§ YOUR OBJECTIVE
Starting at the top line, return each entry word for word.

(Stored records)
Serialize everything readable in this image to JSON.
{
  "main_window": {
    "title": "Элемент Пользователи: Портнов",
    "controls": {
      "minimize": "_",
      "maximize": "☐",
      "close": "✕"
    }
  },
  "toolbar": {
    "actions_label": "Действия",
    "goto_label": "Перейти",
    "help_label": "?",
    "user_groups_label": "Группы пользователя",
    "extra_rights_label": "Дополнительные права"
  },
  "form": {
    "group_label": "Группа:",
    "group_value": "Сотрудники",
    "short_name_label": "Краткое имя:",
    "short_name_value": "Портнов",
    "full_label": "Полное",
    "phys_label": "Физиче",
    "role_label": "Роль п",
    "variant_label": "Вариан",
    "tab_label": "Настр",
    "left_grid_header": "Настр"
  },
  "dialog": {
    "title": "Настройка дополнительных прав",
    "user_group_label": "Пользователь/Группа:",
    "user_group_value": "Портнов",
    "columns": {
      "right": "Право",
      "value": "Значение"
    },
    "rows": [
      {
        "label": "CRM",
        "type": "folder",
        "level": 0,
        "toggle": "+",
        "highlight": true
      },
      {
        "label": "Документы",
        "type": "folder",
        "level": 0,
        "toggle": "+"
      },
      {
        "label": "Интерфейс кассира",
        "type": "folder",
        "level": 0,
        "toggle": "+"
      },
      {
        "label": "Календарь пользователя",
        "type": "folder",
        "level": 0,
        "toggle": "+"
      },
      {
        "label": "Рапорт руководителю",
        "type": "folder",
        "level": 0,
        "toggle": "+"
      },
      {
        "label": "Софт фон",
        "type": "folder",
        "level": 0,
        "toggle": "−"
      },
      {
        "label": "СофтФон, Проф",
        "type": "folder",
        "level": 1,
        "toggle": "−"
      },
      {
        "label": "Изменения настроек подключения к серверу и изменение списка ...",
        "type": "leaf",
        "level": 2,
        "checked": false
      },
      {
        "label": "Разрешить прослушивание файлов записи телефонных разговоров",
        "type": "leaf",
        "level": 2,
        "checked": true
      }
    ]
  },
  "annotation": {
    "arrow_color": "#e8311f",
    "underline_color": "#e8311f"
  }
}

§ EXERCISE OUTPUT
Serialize everything readable in this image to JSON.
{
  "main_window": {
    "title": "Элемент Пользователи: Портнов",
    "controls": {
      "minimize": "_",
      "maximize": "☐",
      "close": "✕"
    }
  },
  "toolbar": {
    "actions_label": "Действия",
    "goto_label": "Перейти",
    "help_label": "?",
    "user_groups_label": "Группы пользователя",
    "extra_rights_label": "Дополнительные права"
  },
  "form": {
    "group_label": "Группа:",
    "group_value": "Сотрудники",
    "short_name_label": "Краткое имя:",
    "short_name_value": "Портнов",
    "full_label": "Полное",
    "phys_label": "Физиче",
    "role_label": "Роль п",
    "variant_label": "Вариан",
    "tab_label": "Настр",
    "left_grid_header": "Настр"
  },
  "dialog": {
    "title": "Настройка дополнительных прав",
    "user_group_label": "Пользователь/Группа:",
    "user_group_value": "Портнов",
    "columns": {
      "right": "Право",
      "value": "Значение"
    },
    "rows": [
      {
        "label": "CRM",
        "type": "folder",
        "level": 0,
        "toggle": "+",
        "highlight": true
      },
      {
        "label": "Документы",
        "type": "folder",
        "level": 0,
        "toggle": "+"
      },
      {
        "label": "Интерфейс кассира",
        "type": "folder",
        "level": 0,
        "toggle": "+"
      },
      {
        "label": "Календарь пользователя",
        "type": "folder",
        "level": 0,
        "toggle": "+"
      },
      {
        "label": "Рапорт руководителю",
        "type": "folder",
        "level": 0,
        "toggle": "+"
      },
      {
        "label": "Софт фон",
        "type": "folder",
        "level": 0,
        "toggle": "−"
      },
      {
        "label": "СофтФон, Проф",
        "type": "folder",
        "level": 1,
        "toggle": "−"
      },
      {
        "label": "Изменения настроек подключения к серверу и изменение списка ...",
        "type": "leaf",
        "level": 2,
        "checked": false
      },
      {
        "label": "Разрешить прослушивание файлов записи телефонных разговоров",
        "type": "leaf",
        "level": 2,
        "checked": true
      }
    ]
  },
  "annotation": {
    "arrow_color": "#e8311f",
    "underline_color": "#e8311f"
  }
}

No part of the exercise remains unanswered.